There are several ways campers can keep their groundsheet secured to a spot when using their tent. Some methods are less secure than others, so it depends on what the camper prefers to do. The tools needed to attach a groundsheet to a tent are:
- Groundsheet Pegs
- Mallet Or Hammer
- Guide Ropes
- Groundsheet Clips
Here are some of the methods or equipment campers use to attach groundsheets
How To Attach A Groundsheet To A Tent
There are a couple of ways in which you can attach your groundsheet to your tent. As there are still many tents which come with both the groundsheet and tent separate it is handy to know how to attach the two if you need to. There are a couple of things you will need to make sure of before you go ahead on lay your groundsheet and your tent.
Firstly, the groundsheet must not be larger than the base of the tent. This is because when rain falls, the exposed part of the groundsheet will collect rainwater and channel it into your tent.
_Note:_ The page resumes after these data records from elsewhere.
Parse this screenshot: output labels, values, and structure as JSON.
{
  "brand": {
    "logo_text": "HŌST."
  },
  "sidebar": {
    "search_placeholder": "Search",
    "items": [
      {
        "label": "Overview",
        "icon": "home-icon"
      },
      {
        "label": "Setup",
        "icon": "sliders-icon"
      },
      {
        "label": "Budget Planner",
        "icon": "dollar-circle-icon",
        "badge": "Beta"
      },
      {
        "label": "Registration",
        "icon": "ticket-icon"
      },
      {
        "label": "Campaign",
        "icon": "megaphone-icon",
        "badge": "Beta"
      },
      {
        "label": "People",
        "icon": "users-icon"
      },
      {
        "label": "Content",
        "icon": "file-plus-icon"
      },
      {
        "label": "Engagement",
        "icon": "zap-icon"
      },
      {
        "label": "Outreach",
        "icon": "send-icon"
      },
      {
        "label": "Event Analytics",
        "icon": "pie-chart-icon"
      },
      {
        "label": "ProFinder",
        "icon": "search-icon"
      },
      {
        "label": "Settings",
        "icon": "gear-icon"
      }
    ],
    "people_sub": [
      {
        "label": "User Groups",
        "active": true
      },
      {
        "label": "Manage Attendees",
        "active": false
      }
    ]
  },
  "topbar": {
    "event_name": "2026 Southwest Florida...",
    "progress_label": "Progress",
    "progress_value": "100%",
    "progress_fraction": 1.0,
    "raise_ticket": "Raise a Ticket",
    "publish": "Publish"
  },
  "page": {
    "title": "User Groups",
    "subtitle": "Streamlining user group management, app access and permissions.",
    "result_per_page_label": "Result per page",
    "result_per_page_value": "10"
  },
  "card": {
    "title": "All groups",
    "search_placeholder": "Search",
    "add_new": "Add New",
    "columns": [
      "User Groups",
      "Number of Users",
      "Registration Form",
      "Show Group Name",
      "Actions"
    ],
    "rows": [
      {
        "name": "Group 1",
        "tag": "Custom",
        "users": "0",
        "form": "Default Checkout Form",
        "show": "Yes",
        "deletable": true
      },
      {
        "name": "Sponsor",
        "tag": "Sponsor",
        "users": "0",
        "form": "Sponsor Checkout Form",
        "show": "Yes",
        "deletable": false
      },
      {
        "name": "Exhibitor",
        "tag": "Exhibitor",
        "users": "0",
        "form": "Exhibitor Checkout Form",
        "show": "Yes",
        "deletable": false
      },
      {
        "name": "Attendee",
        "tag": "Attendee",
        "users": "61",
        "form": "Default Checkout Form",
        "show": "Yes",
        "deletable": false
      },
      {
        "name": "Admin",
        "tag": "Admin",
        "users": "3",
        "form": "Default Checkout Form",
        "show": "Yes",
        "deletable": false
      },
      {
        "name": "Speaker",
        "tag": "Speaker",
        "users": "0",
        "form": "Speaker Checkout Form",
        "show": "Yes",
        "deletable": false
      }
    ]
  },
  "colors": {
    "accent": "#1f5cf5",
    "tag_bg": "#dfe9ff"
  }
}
This defeats the purpose of the groundsheet in the first place because instead of it to keep water out, it acts as a pathway for water to find its way into your resting place. Under no circumstance should any part of the groundsheet be visible after you attach it to the tent.
Before laying the groundsheet on the campsite, remove anything on the ground that would make laying on it uncomfortable. After clearing, placing the groundsheet on the ground and mounting the tent on top of it, spend time to make sure there is no part of it is exposed to the naked eye when looking from outside. If it is exposed, fold it and tuck it underneath the tent. If you are mounting a large family-sized tent, make sure people are assisting you so they can keep an eye on the groundsheet, making sure it stays in one place as you set up the tent.
There are plastic pegs that can be gotten at online stores suitable for attaching groundsheets to tents. Since the pegs are made from plastic, they are less likely to injure you when setting up or when they are already in place. Most pegs are metallic though, and these metallic pegs should be used with more caution.
To use these pegs, spread the groundsheet out in the spot where you want the tent to be and drive the peg into the ground through all four corners of the tent. Use a mallet or hammer if necessary, but your hands might be sufficient if the ground is soft.
If camping on hard ground in rough terrain, it would help to use two layers of groundsheets and peg them together. This is because there might be small sticks, twigs, and stones underneath the groundsheet, which may move around as you use the tent. These foreign bodies can get into awkward positions and be inconvenient to you.
Use The Tent To Pin The Groundsheet Down
To do this, lay the groundsheet out and stand the tent above it. At every point where you want to anchor the tent on the ground, you would link the anchor through the corner of the tent and fasten it to the base. This way, the tent and groundsheet are unified and cannot move independently.
However, do this only when you will attach the tent to the ground precisely at its corners because if extended, the groundsheet would be exposed to raindrops if rain falls, which is undesirable.
You would be essentially connecting the two pieces together and putting the into the ground to secure in place. You may find you require and extra peg within the loop to hold both layers more firmly, especially in windier conditions.
The Weight of Camping Gear
This is not a popular method, but some campers still use it, especially those that camp alone. They make sure the groundsheet is smaller than their tent, then they lay the groundsheet and use the tent pegs to hold it in place at first. As they set up the tent, they slowly remove the pegs from the groundsheet and use it on the tent.
They then load the tent with their gear and supplies; the gear’s weight helps keep the groundsheet down and in one place. It is not the most reliable method; that is why it is mostly used when there is just one camper involved.
Why You Should Attach A Groundsheet to Your Tent
Even though it is possible to set up a tent without using a groundsheet, it is not recommended and is the fastest way to ruin the bottom of your tent. The rough ground would damage the base of the tent over time, leading you to replace the whole tent. It is better to put the groundsheet in harm’s way instead, since it will cost significantly less to replace compared to the tent.
The groundsheet is for your own convenience since you would like to feel stones and other things under you while you lay down.
Groundsheets also act as waterproof for your tent floor. When you camp on grass, dew falls on the grass every morning, leaving everything wet, but with a groundsheet, you do not have to worry about moisture coming through your tent floor. Additionally, groundsheets help keep your campsite tidy since it will pick up anything that manages to slip under your tent.
It also makes packing your tent easier, especially in muddy conditions, since it will be in direct contact with the ground instead of your tent. The ground below the groundsheet would also benefit from it since it will be able to breathe, and there would not be condensation under the tent. If the tent were placed directly above the ground, air would not flow well to the grass beneath it.